Given information:

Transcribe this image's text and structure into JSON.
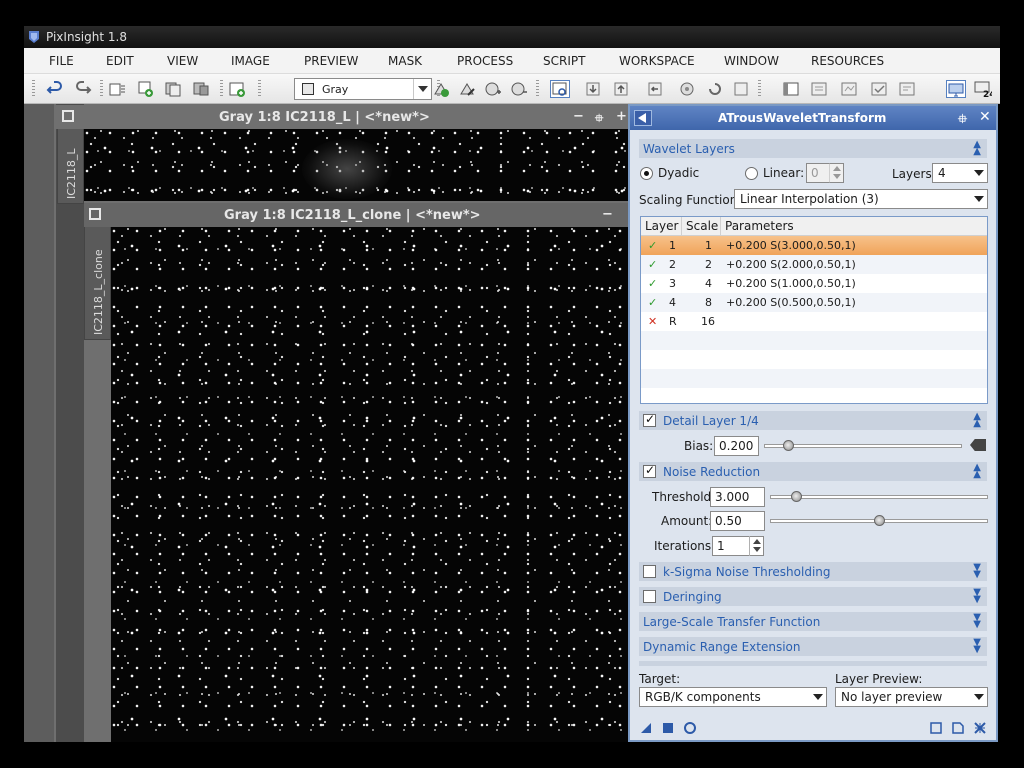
{
  "app": {
    "title": "PixInsight 1.8"
  },
  "menu": [
    "FILE",
    "EDIT",
    "VIEW",
    "IMAGE",
    "PREVIEW",
    "MASK",
    "PROCESS",
    "SCRIPT",
    "WORKSPACE",
    "WINDOW",
    "RESOURCES"
  ],
  "toolbar": {
    "color_space_select": "Gray",
    "icons": [
      "undo-icon",
      "redo-icon",
      "new-image-icon",
      "duplicate-image-icon",
      "copy-image-icon",
      "paste-image-icon",
      "new-preview-icon",
      "new-process-icon",
      "edit-process-icon",
      "add-process-icon",
      "remove-process-icon",
      "zoom-preview-icon",
      "download-icon",
      "upload-icon",
      "undo-process-icon",
      "settings-icon",
      "reset-icon",
      "layout-icon",
      "explorer-icon",
      "monitor-icon",
      "frame-counter-icon"
    ]
  },
  "windows": {
    "img1": {
      "title": "Gray 1:8 IC2118_L | <*new*>",
      "tab": "IC2118_L"
    },
    "img2": {
      "title": "Gray 1:8 IC2118_L_clone | <*new*>",
      "tab": "IC2118_L_clone"
    }
  },
  "panel": {
    "title": "ATrousWaveletTransform",
    "wavelet_layers": {
      "section": "Wavelet Layers",
      "dyadic": "Dyadic",
      "linear": "Linear:",
      "linear_value": "0",
      "layers_label": "Layers:",
      "layers_value": "4",
      "scaling_label": "Scaling Function:",
      "scaling_value": "Linear Interpolation (3)",
      "columns": [
        "Layer",
        "Scale",
        "Parameters"
      ],
      "rows": [
        {
          "enabled": true,
          "layer": "1",
          "scale": "1",
          "params": "+0.200 S(3.000,0.50,1)",
          "selected": true
        },
        {
          "enabled": true,
          "layer": "2",
          "scale": "2",
          "params": "+0.200 S(2.000,0.50,1)",
          "selected": false
        },
        {
          "enabled": true,
          "layer": "3",
          "scale": "4",
          "params": "+0.200 S(1.000,0.50,1)",
          "selected": false
        },
        {
          "enabled": true,
          "layer": "4",
          "scale": "8",
          "params": "+0.200 S(0.500,0.50,1)",
          "selected": false
        },
        {
          "enabled": false,
          "layer": "R",
          "scale": "16",
          "params": "",
          "selected": false
        }
      ]
    },
    "detail_layer": {
      "section": "Detail Layer 1/4",
      "bias_label": "Bias:",
      "bias_value": "0.200",
      "bias_level": 0.1
    },
    "noise_reduction": {
      "section": "Noise Reduction",
      "threshold_label": "Threshold:",
      "threshold_value": "3.000",
      "threshold_level": 0.1,
      "amount_label": "Amount:",
      "amount_value": "0.50",
      "amount_level": 0.5,
      "iterations_label": "Iterations:",
      "iterations_value": "1"
    },
    "sections_collapsed": [
      "k-Sigma Noise Thresholding",
      "Deringing",
      "Large-Scale Transfer Function",
      "Dynamic Range Extension"
    ],
    "target": {
      "label": "Target:",
      "value": "RGB/K components"
    },
    "layer_preview": {
      "label": "Layer Preview:",
      "value": "No layer preview"
    }
  },
  "colors": {
    "accent": "#3f66ab",
    "section_text": "#2a5fb0",
    "selection": "#f0a35a"
  }
}
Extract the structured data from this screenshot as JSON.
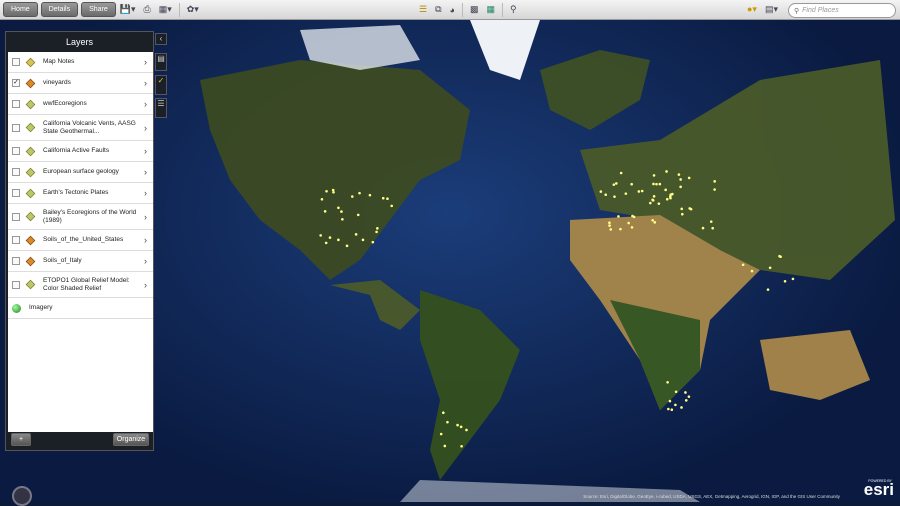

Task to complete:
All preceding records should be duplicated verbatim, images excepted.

The answer:
Transcribe this image's text and structure into JSON.
{
  "app": {
    "title": "PixInsight 1.8"
  },
  "menu": [
    "FILE",
    "EDIT",
    "VIEW",
    "IMAGE",
    "PREVIEW",
    "MASK",
    "PROCESS",
    "SCRIPT",
    "WORKSPACE",
    "WINDOW",
    "RESOURCES"
  ],
  "toolbar": {
    "color_space_select": "Gray",
    "icons": [
      "undo-icon",
      "redo-icon",
      "new-image-icon",
      "duplicate-image-icon",
      "copy-image-icon",
      "paste-image-icon",
      "new-preview-icon",
      "new-process-icon",
      "edit-process-icon",
      "add-process-icon",
      "remove-process-icon",
      "zoom-preview-icon",
      "download-icon",
      "upload-icon",
      "undo-process-icon",
      "settings-icon",
      "reset-icon",
      "layout-icon",
      "explorer-icon",
      "monitor-icon",
      "frame-counter-icon"
    ]
  },
  "windows": {
    "img1": {
      "title": "Gray 1:8 IC2118_L | <*new*>",
      "tab": "IC2118_L"
    },
    "img2": {
      "title": "Gray 1:8 IC2118_L_clone | <*new*>",
      "tab": "IC2118_L_clone"
    }
  },
  "panel": {
    "title": "ATrousWaveletTransform",
    "wavelet_layers": {
      "section": "Wavelet Layers",
      "dyadic": "Dyadic",
      "linear": "Linear:",
      "linear_value": "0",
      "layers_label": "Layers:",
      "layers_value": "4",
      "scaling_label": "Scaling Function:",
      "scaling_value": "Linear Interpolation (3)",
      "columns": [
        "Layer",
        "Scale",
        "Parameters"
      ],
      "rows": [
        {
          "enabled": true,
          "layer": "1",
          "scale": "1",
          "params": "+0.200 S(3.000,0.50,1)",
          "selected": true
        },
        {
          "enabled": true,
          "layer": "2",
          "scale": "2",
          "params": "+0.200 S(2.000,0.50,1)",
          "selected": false
        },
        {
          "enabled": true,
          "layer": "3",
          "scale": "4",
          "params": "+0.200 S(1.000,0.50,1)",
          "selected": false
        },
        {
          "enabled": true,
          "layer": "4",
          "scale": "8",
          "params": "+0.200 S(0.500,0.50,1)",
          "selected": false
        },
        {
          "enabled": false,
          "layer": "R",
          "scale": "16",
          "params": "",
          "selected": false
        }
      ]
    },
    "detail_layer": {
      "section": "Detail Layer 1/4",
      "bias_label": "Bias:",
      "bias_value": "0.200",
      "bias_level": 0.1
    },
    "noise_reduction": {
      "section": "Noise Reduction",
      "threshold_label": "Threshold:",
      "threshold_value": "3.000",
      "threshold_level": 0.1,
      "amount_label": "Amount:",
      "amount_value": "0.50",
      "amount_level": 0.5,
      "iterations_label": "Iterations:",
      "iterations_value": "1"
    },
    "sections_collapsed": [
      "k-Sigma Noise Thresholding",
      "Deringing",
      "Large-Scale Transfer Function",
      "Dynamic Range Extension"
    ],
    "target": {
      "label": "Target:",
      "value": "RGB/K components"
    },
    "layer_preview": {
      "label": "Layer Preview:",
      "value": "No layer preview"
    }
  },
  "colors": {
    "accent": "#3f66ab",
    "section_text": "#2a5fb0",
    "selection": "#f0a35a"
  }
}
Extract the structured data from this screenshot as JSON.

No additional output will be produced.